**What is needed**.
Only the lines containing "JSON" should appear in the answer, copied from the listing below.

#####

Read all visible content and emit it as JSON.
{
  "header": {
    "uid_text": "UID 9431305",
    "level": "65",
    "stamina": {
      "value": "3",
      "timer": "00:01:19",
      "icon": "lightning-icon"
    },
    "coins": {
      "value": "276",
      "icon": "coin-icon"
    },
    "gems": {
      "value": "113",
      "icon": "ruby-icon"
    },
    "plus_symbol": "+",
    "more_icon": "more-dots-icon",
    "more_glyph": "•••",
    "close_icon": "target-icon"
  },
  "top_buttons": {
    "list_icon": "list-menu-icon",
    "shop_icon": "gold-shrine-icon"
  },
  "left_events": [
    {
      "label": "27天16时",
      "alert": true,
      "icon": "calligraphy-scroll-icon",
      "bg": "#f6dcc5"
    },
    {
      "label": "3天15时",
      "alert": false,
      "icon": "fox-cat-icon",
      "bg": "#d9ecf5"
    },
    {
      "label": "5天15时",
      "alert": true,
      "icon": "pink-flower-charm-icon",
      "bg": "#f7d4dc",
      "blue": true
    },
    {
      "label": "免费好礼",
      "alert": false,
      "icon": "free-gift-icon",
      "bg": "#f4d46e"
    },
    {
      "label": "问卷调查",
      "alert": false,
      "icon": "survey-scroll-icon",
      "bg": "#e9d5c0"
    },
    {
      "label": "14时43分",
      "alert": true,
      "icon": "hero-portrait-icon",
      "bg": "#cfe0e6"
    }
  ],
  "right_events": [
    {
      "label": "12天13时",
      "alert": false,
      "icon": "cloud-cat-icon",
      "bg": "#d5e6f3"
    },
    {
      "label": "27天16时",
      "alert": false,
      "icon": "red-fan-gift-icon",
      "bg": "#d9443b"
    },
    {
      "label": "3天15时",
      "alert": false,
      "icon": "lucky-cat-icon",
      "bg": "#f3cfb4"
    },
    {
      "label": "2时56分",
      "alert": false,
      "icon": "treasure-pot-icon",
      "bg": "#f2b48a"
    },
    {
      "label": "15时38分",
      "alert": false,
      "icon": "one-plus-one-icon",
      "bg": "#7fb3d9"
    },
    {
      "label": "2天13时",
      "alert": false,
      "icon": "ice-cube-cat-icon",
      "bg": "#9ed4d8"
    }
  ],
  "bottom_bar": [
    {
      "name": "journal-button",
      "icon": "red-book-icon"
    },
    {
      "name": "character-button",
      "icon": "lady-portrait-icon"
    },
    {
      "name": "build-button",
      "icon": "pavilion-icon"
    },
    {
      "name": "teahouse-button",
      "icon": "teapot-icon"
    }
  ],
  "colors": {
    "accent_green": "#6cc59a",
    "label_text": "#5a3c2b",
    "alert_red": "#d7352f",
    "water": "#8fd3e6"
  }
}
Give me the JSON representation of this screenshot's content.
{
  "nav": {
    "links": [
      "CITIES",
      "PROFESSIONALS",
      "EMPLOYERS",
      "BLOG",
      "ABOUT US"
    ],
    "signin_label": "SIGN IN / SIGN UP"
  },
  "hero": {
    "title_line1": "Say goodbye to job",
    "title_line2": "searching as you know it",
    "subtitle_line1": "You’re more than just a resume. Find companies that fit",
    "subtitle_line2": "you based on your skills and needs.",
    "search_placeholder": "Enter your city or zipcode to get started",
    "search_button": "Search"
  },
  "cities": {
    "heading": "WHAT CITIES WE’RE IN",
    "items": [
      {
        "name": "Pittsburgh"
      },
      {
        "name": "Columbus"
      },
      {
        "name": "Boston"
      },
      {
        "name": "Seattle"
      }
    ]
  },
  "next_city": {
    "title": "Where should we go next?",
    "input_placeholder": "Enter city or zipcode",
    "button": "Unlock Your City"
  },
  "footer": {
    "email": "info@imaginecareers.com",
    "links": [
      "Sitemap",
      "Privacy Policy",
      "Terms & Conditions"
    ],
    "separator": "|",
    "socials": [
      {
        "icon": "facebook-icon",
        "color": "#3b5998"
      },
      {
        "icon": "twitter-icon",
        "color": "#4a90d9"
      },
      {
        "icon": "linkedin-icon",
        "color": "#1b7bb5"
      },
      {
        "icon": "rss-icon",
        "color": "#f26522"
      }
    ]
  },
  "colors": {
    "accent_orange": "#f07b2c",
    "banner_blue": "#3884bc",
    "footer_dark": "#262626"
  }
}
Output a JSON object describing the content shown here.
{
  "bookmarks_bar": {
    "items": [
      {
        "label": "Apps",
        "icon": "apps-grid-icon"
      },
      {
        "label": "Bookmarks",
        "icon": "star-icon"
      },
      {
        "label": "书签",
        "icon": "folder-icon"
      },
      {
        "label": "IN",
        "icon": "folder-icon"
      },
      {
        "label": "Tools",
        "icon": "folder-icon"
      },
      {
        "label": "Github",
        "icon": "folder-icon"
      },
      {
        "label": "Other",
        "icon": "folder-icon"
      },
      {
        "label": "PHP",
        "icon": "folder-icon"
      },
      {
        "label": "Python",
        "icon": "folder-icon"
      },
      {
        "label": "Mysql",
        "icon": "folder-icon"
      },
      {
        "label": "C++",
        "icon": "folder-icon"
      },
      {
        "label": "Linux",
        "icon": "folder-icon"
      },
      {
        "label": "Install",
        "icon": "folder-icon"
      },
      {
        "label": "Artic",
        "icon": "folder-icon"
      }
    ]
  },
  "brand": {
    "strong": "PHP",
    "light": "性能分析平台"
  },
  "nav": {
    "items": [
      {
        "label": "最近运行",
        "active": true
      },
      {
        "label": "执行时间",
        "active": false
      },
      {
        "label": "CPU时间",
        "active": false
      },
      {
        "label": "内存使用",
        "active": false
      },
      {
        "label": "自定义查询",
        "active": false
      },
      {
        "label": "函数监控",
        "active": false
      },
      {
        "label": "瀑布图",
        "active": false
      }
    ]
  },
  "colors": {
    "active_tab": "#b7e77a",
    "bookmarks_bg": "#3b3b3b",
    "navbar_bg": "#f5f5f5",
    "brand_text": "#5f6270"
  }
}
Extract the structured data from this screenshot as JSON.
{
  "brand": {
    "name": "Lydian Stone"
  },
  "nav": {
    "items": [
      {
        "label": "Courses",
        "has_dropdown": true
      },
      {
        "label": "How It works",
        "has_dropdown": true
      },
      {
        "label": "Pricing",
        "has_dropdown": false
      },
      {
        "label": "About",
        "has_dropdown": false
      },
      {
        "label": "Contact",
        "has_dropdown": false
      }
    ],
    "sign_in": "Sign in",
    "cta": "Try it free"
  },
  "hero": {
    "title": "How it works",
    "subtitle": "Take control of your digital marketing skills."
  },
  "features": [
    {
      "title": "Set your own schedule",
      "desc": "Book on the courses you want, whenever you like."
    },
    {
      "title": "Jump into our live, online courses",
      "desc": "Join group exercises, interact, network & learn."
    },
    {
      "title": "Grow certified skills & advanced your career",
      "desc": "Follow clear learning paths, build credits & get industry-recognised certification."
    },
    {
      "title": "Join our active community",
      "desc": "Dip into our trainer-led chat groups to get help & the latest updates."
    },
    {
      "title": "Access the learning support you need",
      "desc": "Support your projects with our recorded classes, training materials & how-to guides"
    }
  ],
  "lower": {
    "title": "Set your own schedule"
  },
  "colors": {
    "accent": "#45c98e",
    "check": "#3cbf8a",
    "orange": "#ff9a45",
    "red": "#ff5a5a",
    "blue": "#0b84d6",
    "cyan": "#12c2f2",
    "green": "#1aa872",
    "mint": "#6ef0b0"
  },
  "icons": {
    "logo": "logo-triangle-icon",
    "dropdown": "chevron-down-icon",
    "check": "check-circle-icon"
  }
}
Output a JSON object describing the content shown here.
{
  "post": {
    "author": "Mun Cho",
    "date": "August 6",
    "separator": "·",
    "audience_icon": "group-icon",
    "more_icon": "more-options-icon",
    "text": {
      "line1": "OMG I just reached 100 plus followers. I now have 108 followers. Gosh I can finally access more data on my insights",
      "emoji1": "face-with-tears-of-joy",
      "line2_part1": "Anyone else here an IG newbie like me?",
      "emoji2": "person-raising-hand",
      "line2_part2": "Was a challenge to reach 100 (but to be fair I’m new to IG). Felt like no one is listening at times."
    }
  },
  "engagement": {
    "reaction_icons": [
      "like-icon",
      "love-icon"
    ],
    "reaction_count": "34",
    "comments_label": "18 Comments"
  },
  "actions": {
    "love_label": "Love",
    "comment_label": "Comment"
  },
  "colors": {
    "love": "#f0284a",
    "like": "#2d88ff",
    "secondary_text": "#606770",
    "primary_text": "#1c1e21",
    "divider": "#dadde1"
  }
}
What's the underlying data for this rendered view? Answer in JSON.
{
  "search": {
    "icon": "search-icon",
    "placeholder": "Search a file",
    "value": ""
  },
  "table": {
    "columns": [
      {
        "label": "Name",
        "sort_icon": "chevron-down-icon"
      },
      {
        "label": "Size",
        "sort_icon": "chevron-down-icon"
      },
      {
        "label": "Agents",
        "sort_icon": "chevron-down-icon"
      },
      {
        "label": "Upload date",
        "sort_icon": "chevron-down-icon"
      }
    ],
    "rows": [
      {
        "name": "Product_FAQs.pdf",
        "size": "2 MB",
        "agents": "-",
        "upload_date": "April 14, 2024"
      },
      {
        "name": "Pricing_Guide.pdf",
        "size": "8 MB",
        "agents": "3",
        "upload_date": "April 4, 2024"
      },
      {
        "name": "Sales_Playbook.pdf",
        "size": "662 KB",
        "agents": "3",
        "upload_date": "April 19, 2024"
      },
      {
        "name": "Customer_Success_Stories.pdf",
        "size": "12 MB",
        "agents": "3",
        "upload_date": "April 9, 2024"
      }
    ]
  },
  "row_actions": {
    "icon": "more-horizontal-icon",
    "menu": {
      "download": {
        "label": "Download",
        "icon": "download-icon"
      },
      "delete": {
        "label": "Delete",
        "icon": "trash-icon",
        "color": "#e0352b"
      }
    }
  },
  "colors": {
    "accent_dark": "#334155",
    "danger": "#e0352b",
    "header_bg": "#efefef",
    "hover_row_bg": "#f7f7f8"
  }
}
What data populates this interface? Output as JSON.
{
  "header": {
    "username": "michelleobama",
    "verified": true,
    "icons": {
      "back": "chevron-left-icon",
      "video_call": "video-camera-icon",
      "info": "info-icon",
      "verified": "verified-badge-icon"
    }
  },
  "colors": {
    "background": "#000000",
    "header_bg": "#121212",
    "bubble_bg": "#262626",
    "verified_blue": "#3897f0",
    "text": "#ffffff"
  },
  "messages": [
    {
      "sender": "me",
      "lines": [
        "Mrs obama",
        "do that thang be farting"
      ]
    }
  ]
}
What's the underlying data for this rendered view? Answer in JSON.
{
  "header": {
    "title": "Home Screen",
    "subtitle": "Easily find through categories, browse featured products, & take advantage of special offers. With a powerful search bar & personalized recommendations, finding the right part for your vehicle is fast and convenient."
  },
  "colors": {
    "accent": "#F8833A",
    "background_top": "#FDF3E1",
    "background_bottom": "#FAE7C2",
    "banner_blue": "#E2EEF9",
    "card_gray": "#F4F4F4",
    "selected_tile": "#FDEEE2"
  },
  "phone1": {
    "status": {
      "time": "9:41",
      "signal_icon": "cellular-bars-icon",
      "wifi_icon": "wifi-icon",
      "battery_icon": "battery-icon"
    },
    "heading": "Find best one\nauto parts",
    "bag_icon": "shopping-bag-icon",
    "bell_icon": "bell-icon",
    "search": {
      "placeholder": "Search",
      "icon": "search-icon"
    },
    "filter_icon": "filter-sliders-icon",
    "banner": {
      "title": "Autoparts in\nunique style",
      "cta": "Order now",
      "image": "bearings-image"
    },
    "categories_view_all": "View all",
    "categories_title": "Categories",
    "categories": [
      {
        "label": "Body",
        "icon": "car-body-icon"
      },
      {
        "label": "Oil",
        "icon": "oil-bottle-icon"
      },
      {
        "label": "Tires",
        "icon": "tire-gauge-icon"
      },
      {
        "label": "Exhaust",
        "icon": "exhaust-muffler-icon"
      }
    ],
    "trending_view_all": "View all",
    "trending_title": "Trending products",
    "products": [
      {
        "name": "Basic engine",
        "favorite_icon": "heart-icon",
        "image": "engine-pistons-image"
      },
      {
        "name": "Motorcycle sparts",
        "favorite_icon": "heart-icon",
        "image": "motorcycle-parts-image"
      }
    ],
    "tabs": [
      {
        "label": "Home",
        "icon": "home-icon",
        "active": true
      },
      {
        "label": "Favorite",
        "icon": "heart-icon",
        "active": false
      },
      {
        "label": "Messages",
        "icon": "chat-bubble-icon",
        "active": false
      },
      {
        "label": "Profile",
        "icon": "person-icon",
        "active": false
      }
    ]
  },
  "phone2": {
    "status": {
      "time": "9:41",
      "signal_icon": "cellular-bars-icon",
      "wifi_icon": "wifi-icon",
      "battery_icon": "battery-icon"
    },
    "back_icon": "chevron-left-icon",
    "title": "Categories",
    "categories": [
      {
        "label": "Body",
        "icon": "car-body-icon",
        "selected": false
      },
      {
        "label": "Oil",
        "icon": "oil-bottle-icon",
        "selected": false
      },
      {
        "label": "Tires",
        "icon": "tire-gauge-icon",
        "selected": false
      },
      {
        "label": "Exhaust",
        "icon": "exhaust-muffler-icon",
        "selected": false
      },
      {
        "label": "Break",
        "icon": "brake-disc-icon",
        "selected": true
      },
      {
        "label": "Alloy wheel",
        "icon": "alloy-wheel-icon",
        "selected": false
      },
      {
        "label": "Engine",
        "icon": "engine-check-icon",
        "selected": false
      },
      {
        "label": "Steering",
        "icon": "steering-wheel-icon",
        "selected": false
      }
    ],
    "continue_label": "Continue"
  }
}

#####

**Problem solution**.
Read all visible content and emit it as JSON.
Give me the JSON representation of this screenshot's content.
Output a JSON object describing the content shown here.
Extract the structured data from this screenshot as JSON.
Output a JSON object describing the content shown here.
What's the underlying data for this rendered view? Answer in JSON.
What data populates this interface? Output as JSON.
What's the underlying data for this rendered view? Answer in JSON.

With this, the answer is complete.